(A reflection for Good Friday April 10, 2009 Mark 14:53-65)
“Who do you say that I am?”
It’s a question that flows through scripture as Jesus wonders whether the people around him can possibly understand who he is and what he is about. Some think he is a prophet, reincarnated, Elijah perhaps. Those closest to him suspect he is the Messiah, but probably with a measure of confusion, since their image of a Savior included a little more muscle than Jesus tended to show, a little more power used to overthrow the earthly powers.
On the last day of his life, the questions were turned on him. “Are you the Messiah? Are you the Son of the Blessed One?”
In the oldest gospel, Mark, Jesus answers in two Greek words that might mean “I am,” but might just as easily be translated, “Am I?” Because the other gospels choose the latter interpretation, having Jesus say, “You say so” or “So you have said,” it’s been on my mind, that question. “Am I?”
We know that in the garden, the night before, Jesus asked to be spared, if at all possible. “Let this cup pass from me,” he prayed, alone and afraid, a very human being.
I wonder, is it possible that in the moment of being questioned, even he wondered who and what he was?
On this day, of all days, I can believe he didn’t know how it would turn out, didn’t rely on being resurrected, didn’t see we would be talking about him nearly 2000 years later. He chose—God chose—to inhabit a human body and a human heart, both breakable. God chose to accept the limits of mortality and pain and disappointment, all of which other human beings made readily available.
If he understood himself to be the Son of God, the one coming in the clouds, did he go to the cross considering the possibility of saving himself? Any god might have done that, avoiding the pain and the suffering, the slow death. Any of us would, if we could.
Are you the Son of God? That’s what they wanted to know, and he answered indirectly.
You have said so.
You say that I am.
On that upside down day, the power lay with those who did not understand him, those who feared him, those who wanted it all to be over in hopes of protecting their own lives, in hopes of keeping a kind of peace in the community.

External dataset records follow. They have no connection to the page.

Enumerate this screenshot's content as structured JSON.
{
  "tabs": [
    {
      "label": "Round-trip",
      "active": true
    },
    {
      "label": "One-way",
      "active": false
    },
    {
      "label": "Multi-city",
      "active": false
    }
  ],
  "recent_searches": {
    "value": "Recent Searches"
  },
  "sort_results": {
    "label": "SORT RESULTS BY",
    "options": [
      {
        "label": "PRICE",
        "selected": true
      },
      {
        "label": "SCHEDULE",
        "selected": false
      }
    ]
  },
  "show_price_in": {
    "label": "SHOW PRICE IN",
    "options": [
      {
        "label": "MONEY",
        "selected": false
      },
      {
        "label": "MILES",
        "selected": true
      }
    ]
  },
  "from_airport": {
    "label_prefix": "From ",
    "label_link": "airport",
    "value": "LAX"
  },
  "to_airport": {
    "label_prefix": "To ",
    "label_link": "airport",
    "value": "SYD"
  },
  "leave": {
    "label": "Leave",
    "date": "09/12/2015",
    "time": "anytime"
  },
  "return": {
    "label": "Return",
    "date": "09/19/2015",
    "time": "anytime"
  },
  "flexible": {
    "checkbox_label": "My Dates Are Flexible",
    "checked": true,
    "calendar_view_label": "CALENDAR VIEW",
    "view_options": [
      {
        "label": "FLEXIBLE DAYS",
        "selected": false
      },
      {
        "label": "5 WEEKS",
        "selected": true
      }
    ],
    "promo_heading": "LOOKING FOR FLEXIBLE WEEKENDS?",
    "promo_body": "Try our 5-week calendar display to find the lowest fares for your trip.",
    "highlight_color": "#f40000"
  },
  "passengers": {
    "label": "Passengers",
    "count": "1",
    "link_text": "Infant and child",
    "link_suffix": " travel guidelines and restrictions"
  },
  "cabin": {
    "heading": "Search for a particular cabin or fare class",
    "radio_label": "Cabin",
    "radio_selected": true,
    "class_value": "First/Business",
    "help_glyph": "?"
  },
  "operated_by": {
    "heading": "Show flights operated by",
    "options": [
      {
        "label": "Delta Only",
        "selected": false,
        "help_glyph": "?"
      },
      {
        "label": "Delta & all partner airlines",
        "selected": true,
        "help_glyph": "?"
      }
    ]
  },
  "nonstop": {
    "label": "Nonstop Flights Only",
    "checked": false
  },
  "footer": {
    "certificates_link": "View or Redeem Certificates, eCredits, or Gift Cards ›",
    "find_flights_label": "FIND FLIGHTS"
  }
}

Am I? He asks the question, and we hear in it an edge. Then he echoes the words of Daniel: you will see the Son of Man seated at the right hand of the Power and coming with the clouds of heaven. He changes the image, from Son of God to Son of Man and paints a picture of heavenly, not earthly, power. These are things he was not at that moment, yet the high priest tore his clothes and declared blasphemy and the night and the day moved on to what must have seemed an inevitable conclusion.

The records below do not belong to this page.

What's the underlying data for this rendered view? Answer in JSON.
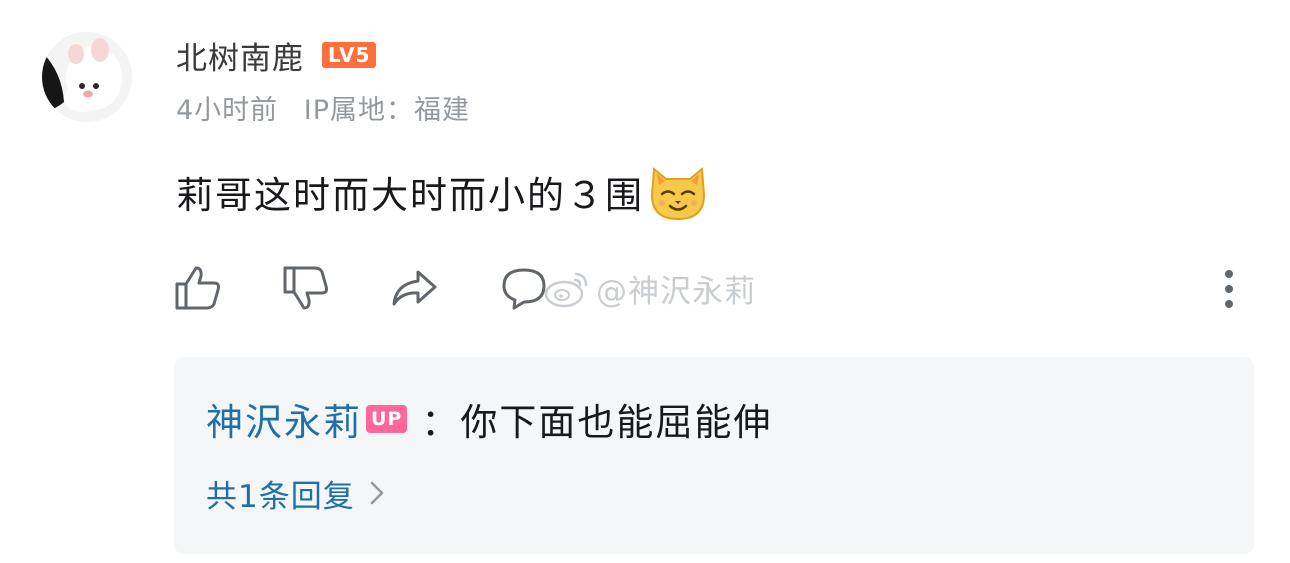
{
  "comment": {
    "username": "北树南鹿",
    "level_badge": "LV5",
    "time": "4小时前",
    "ip_location": "IP属地：福建",
    "text": "莉哥这时而大时而小的３围",
    "emoji": "cat-smile-emoji"
  },
  "actions": {
    "like_icon": "thumbs-up-icon",
    "dislike_icon": "thumbs-down-icon",
    "share_icon": "share-icon",
    "reply_icon": "comment-icon",
    "more_icon": "more-vertical-icon"
  },
  "watermark": {
    "text": "@神沢永莉",
    "icon": "weibo-logo"
  },
  "reply": {
    "author": "神沢永莉",
    "up_badge": "UP",
    "colon": "：",
    "text": "你下面也能屈能伸",
    "count_label": "共1条回复"
  },
  "colors": {
    "level_badge": "#ff6f3c",
    "up_badge": "#ff6699",
    "link_blue": "#1f6fa9",
    "meta_gray": "#9499a0",
    "reply_bg": "#f5f6f7"
  }
}
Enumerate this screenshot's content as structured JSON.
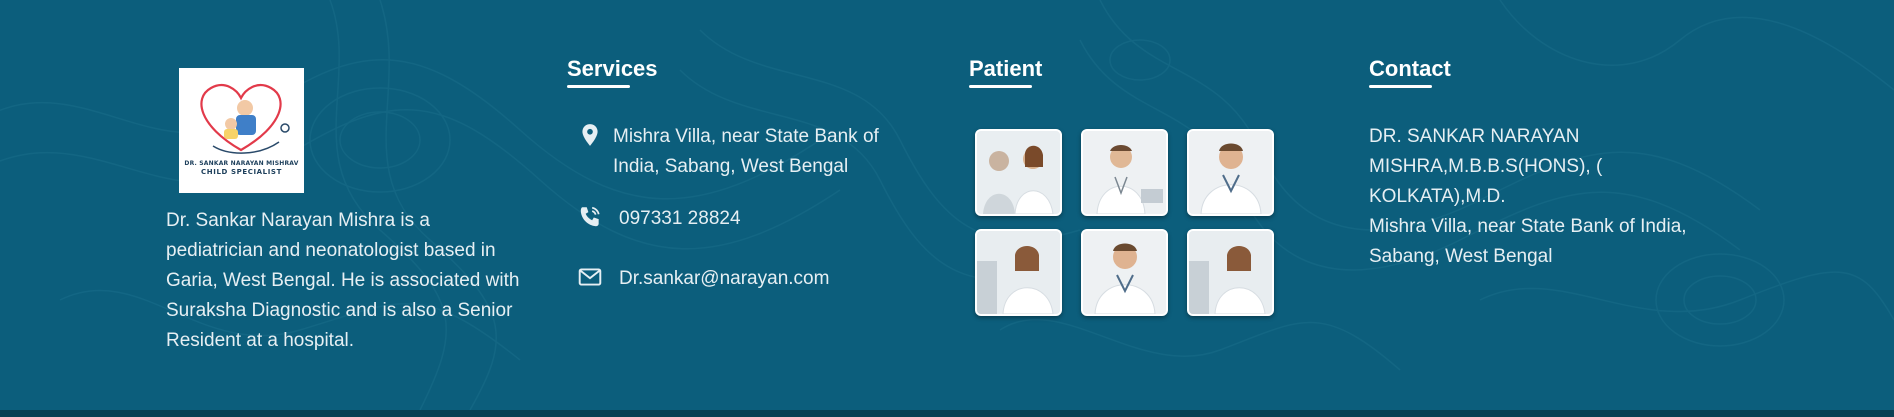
{
  "about": {
    "logo": {
      "line1": "DR. SANKAR NARAYAN MISHRAV",
      "line2": "CHILD SPECIALIST"
    },
    "description": "Dr. Sankar Narayan Mishra is a pediatrician and neonatologist based in Garia, West Bengal. He is associated with Suraksha Diagnostic and is also a Senior Resident at a hospital."
  },
  "services": {
    "heading": "Services",
    "address": "Mishra Villa, near State Bank of India, Sabang, West Bengal",
    "phone": "097331 28824",
    "email": "Dr.sankar@narayan.com",
    "icons": [
      "location-pin-icon",
      "phone-icon",
      "envelope-icon"
    ]
  },
  "patient": {
    "heading": "Patient",
    "thumbnails": [
      {
        "alt": "doctor-with-patient"
      },
      {
        "alt": "doctor-at-desk"
      },
      {
        "alt": "doctor-portrait"
      },
      {
        "alt": "female-doctor"
      },
      {
        "alt": "doctor-portrait"
      },
      {
        "alt": "female-doctor"
      }
    ]
  },
  "contact": {
    "heading": "Contact",
    "name_line1": "DR. SANKAR NARAYAN",
    "name_line2": "MISHRA,M.B.B.S(HONS), (",
    "name_line3": "KOLKATA),M.D.",
    "address_line1": "Mishra Villa, near State Bank of India,",
    "address_line2": "Sabang, West Bengal"
  },
  "colors": {
    "background": "#0c5e7c",
    "bottom_bar": "#083f54",
    "text": "#e6eff3",
    "heading": "#ffffff"
  }
}
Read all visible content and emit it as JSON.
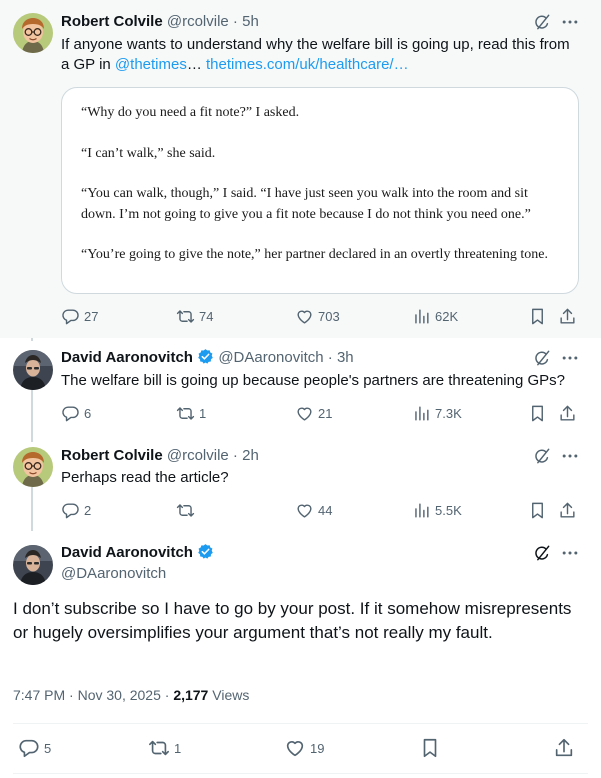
{
  "tweets": [
    {
      "name": "Robert Colvile",
      "handle": "@rcolvile",
      "time": "5h",
      "text_before": "If anyone wants to understand why the welfare bill is going up, read this from a GP in ",
      "mention": "@thetimes",
      "ellipsis": "… ",
      "url": "thetimes.com/uk/healthcare/…",
      "card": [
        "“Why do you need a fit note?” I asked.",
        "“I can’t walk,” she said.",
        "“You can walk, though,” I said. “I have just seen you walk into the room and sit down. I’m not going to give you a fit note because I do not think you need one.”",
        "“You’re going to give the note,” her partner declared in an overtly threatening tone."
      ],
      "replies": "27",
      "reposts": "74",
      "likes": "703",
      "views": "62K"
    },
    {
      "name": "David Aaronovitch",
      "handle": "@DAaronovitch",
      "time": "3h",
      "text": "The welfare bill is going up because people's partners are threatening GPs?",
      "replies": "6",
      "reposts": "1",
      "likes": "21",
      "views": "7.3K"
    },
    {
      "name": "Robert Colvile",
      "handle": "@rcolvile",
      "time": "2h",
      "text": "Perhaps read the article?",
      "replies": "2",
      "reposts": "",
      "likes": "44",
      "views": "5.5K"
    }
  ],
  "focus": {
    "name": "David Aaronovitch",
    "handle": "@DAaronovitch",
    "text": "I don’t subscribe so I have to go by your post. If it somehow misrepresents or hugely oversimplifies your argument that’s not really my fault.",
    "date": "7:47 PM · Nov 30, 2025 · ",
    "views_count": "2,177",
    "views_label": " Views",
    "replies": "5",
    "reposts": "1",
    "likes": "19"
  },
  "colors": {
    "accent": "#1d9bf0",
    "muted": "#536471",
    "verified": "#1d9bf0"
  },
  "sep": " · "
}
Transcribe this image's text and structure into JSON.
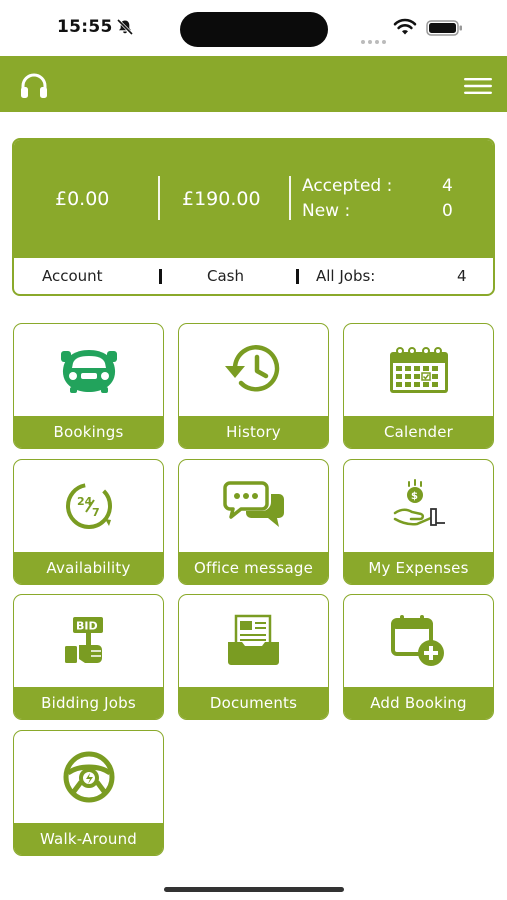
{
  "status_bar": {
    "time": "15:55",
    "icons": [
      "bell-slash-icon",
      "signal-icon",
      "wifi-icon",
      "battery-icon"
    ]
  },
  "header": {
    "left_icon": "headset-icon",
    "right_icon": "hamburger-menu-icon",
    "background": "#8aa92b"
  },
  "summary": {
    "account_amount": "£0.00",
    "cash_amount": "£190.00",
    "accepted_label": "Accepted :",
    "accepted_value": "4",
    "new_label": "New :",
    "new_value": "0",
    "account_label": "Account",
    "cash_label": "Cash",
    "all_jobs_label": "All Jobs:",
    "all_jobs_value": "4"
  },
  "tiles": [
    {
      "label": "Bookings",
      "icon": "car-front-icon"
    },
    {
      "label": "History",
      "icon": "history-clock-icon"
    },
    {
      "label": "Calender",
      "icon": "calendar-icon"
    },
    {
      "label": "Availability",
      "icon": "availability-24-7-icon"
    },
    {
      "label": "Office message",
      "icon": "chat-bubbles-icon"
    },
    {
      "label": "My Expenses",
      "icon": "expenses-hand-coin-icon"
    },
    {
      "label": "Bidding Jobs",
      "icon": "bid-sign-icon"
    },
    {
      "label": "Documents",
      "icon": "documents-folder-icon"
    },
    {
      "label": "Add Booking",
      "icon": "calendar-add-icon"
    },
    {
      "label": "Walk-Around",
      "icon": "steering-wheel-icon"
    }
  ],
  "colors": {
    "accent": "#8aa92b",
    "text_dark": "#222222",
    "white": "#ffffff"
  }
}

I am. Am I?
On that day, perhaps he wondered, too.
With thanks to John Dominic Crossan and Marcus Borg and their book, The Last Week, in which they raised this question about the Greek used in Mark's gospel.